[Dataset excerpts]
================

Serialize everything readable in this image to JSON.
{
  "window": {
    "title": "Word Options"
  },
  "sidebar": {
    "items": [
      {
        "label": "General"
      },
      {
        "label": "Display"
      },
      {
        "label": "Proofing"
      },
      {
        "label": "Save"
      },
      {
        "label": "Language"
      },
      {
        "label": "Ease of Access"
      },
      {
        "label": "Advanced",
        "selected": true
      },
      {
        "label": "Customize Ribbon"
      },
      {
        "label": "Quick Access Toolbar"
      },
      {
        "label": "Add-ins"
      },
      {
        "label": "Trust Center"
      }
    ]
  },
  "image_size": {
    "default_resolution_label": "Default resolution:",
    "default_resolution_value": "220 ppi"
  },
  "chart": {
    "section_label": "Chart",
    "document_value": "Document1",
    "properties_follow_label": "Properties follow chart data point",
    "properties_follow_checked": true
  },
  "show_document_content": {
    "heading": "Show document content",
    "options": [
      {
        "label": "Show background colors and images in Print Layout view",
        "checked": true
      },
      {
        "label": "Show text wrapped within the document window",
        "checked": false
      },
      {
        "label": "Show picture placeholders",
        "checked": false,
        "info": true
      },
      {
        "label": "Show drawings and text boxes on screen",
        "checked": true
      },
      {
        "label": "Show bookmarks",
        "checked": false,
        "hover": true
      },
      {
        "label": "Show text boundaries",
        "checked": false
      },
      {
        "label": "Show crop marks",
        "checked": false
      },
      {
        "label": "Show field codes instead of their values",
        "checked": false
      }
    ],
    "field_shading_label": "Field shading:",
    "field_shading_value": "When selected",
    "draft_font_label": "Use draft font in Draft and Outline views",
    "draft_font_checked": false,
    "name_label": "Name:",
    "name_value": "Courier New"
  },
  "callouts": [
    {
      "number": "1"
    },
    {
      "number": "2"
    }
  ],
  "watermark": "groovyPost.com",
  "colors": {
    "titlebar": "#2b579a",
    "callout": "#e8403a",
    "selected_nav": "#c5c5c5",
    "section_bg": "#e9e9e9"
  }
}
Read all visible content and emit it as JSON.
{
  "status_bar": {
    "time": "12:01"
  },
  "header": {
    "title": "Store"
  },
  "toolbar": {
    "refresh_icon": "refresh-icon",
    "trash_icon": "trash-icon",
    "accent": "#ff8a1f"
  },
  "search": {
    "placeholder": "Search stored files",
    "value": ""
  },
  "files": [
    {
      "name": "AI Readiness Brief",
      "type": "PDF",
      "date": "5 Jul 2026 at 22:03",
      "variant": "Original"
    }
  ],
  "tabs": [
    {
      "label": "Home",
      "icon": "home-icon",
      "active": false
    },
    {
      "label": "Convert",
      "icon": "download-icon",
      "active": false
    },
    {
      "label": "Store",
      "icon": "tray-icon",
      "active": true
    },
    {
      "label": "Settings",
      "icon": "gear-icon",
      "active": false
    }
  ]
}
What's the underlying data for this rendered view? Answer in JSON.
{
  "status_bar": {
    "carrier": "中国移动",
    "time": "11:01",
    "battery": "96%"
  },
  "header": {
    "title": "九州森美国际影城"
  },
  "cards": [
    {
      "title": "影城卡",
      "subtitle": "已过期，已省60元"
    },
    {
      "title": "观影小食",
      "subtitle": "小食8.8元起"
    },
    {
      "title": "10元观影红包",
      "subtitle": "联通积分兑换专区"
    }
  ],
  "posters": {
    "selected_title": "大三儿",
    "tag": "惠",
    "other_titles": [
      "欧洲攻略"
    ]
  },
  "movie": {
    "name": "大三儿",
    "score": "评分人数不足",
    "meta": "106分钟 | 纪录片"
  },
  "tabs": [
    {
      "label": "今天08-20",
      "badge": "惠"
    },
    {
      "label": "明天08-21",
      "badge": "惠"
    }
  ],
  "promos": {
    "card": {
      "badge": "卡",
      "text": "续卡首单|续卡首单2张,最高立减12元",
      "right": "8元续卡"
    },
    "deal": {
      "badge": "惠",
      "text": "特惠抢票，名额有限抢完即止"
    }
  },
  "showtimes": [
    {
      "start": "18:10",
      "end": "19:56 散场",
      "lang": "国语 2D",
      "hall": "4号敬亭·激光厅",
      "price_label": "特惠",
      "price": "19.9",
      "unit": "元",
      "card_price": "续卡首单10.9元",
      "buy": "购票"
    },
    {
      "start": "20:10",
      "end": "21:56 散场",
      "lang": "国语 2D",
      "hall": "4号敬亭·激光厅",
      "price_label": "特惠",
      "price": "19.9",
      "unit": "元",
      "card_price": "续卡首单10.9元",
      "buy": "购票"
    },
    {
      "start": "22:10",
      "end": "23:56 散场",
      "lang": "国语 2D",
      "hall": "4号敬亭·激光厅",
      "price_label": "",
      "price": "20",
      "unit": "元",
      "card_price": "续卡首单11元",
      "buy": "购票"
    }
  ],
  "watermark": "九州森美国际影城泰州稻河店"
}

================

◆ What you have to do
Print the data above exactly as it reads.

◆ Written solution
Serialize everything readable in this image to JSON.
{
  "window": {
    "title": "Word Options"
  },
  "sidebar": {
    "items": [
      {
        "label": "General"
      },
      {
        "label": "Display"
      },
      {
        "label": "Proofing"
      },
      {
        "label": "Save"
      },
      {
        "label": "Language"
      },
      {
        "label": "Ease of Access"
      },
      {
        "label": "Advanced",
        "selected": true
      },
      {
        "label": "Customize Ribbon"
      },
      {
        "label": "Quick Access Toolbar"
      },
      {
        "label": "Add-ins"
      },
      {
        "label": "Trust Center"
      }
    ]
  },
  "image_size": {
    "default_resolution_label": "Default resolution:",
    "default_resolution_value": "220 ppi"
  },
  "chart": {
    "section_label": "Chart",
    "document_value": "Document1",
    "properties_follow_label": "Properties follow chart data point",
    "properties_follow_checked": true
  },
  "show_document_content": {
    "heading": "Show document content",
    "options": [
      {
        "label": "Show background colors and images in Print Layout view",
        "checked": true
      },
      {
        "label": "Show text wrapped within the document window",
        "checked": false
      },
      {
        "label": "Show picture placeholders",
        "checked": false,
        "info": true
      },
      {
        "label": "Show drawings and text boxes on screen",
        "checked": true
      },
      {
        "label": "Show bookmarks",
        "checked": false,
        "hover": true
      },
      {
        "label": "Show text boundaries",
        "checked": false
      },
      {
        "label": "Show crop marks",
        "checked": false
      },
      {
        "label": "Show field codes instead of their values",
        "checked": false
      }
    ],
    "field_shading_label": "Field shading:",
    "field_shading_value": "When selected",
    "draft_font_label": "Use draft font in Draft and Outline views",
    "draft_font_checked": false,
    "name_label": "Name:",
    "name_value": "Courier New"
  },
  "callouts": [
    {
      "number": "1"
    },
    {
      "number": "2"
    }
  ],
  "watermark": "groovyPost.com",
  "colors": {
    "titlebar": "#2b579a",
    "callout": "#e8403a",
    "selected_nav": "#c5c5c5",
    "section_bg": "#e9e9e9"
  }
}
Read all visible content and emit it as JSON.
{
  "status_bar": {
    "time": "12:01"
  },
  "header": {
    "title": "Store"
  },
  "toolbar": {
    "refresh_icon": "refresh-icon",
    "trash_icon": "trash-icon",
    "accent": "#ff8a1f"
  },
  "search": {
    "placeholder": "Search stored files",
    "value": ""
  },
  "files": [
    {
      "name": "AI Readiness Brief",
      "type": "PDF",
      "date": "5 Jul 2026 at 22:03",
      "variant": "Original"
    }
  ],
  "tabs": [
    {
      "label": "Home",
      "icon": "home-icon",
      "active": false
    },
    {
      "label": "Convert",
      "icon": "download-icon",
      "active": false
    },
    {
      "label": "Store",
      "icon": "tray-icon",
      "active": true
    },
    {
      "label": "Settings",
      "icon": "gear-icon",
      "active": false
    }
  ]
}
What's the underlying data for this rendered view? Answer in JSON.
{
  "status_bar": {
    "carrier": "中国移动",
    "time": "11:01",
    "battery": "96%"
  },
  "header": {
    "title": "九州森美国际影城"
  },
  "cards": [
    {
      "title": "影城卡",
      "subtitle": "已过期，已省60元"
    },
    {
      "title": "观影小食",
      "subtitle": "小食8.8元起"
    },
    {
      "title": "10元观影红包",
      "subtitle": "联通积分兑换专区"
    }
  ],
  "posters": {
    "selected_title": "大三儿",
    "tag": "惠",
    "other_titles": [
      "欧洲攻略"
    ]
  },
  "movie": {
    "name": "大三儿",
    "score": "评分人数不足",
    "meta": "106分钟 | 纪录片"
  },
  "tabs": [
    {
      "label": "今天08-20",
      "badge": "惠"
    },
    {
      "label": "明天08-21",
      "badge": "惠"
    }
  ],
  "promos": {
    "card": {
      "badge": "卡",
      "text": "续卡首单|续卡首单2张,最高立减12元",
      "right": "8元续卡"
    },
    "deal": {
      "badge": "惠",
      "text": "特惠抢票，名额有限抢完即止"
    }
  },
  "showtimes": [
    {
      "start": "18:10",
      "end": "19:56 散场",
      "lang": "国语 2D",
      "hall": "4号敬亭·激光厅",
      "price_label": "特惠",
      "price": "19.9",
      "unit": "元",
      "card_price": "续卡首单10.9元",
      "buy": "购票"
    },
    {
      "start": "20:10",
      "end": "21:56 散场",
      "lang": "国语 2D",
      "hall": "4号敬亭·激光厅",
      "price_label": "特惠",
      "price": "19.9",
      "unit": "元",
      "card_price": "续卡首单10.9元",
      "buy": "购票"
    },
    {
      "start": "22:10",
      "end": "23:56 散场",
      "lang": "国语 2D",
      "hall": "4号敬亭·激光厅",
      "price_label": "",
      "price": "20",
      "unit": "元",
      "card_price": "续卡首单11元",
      "buy": "购票"
    }
  ],
  "watermark": "九州森美国际影城泰州稻河店"
}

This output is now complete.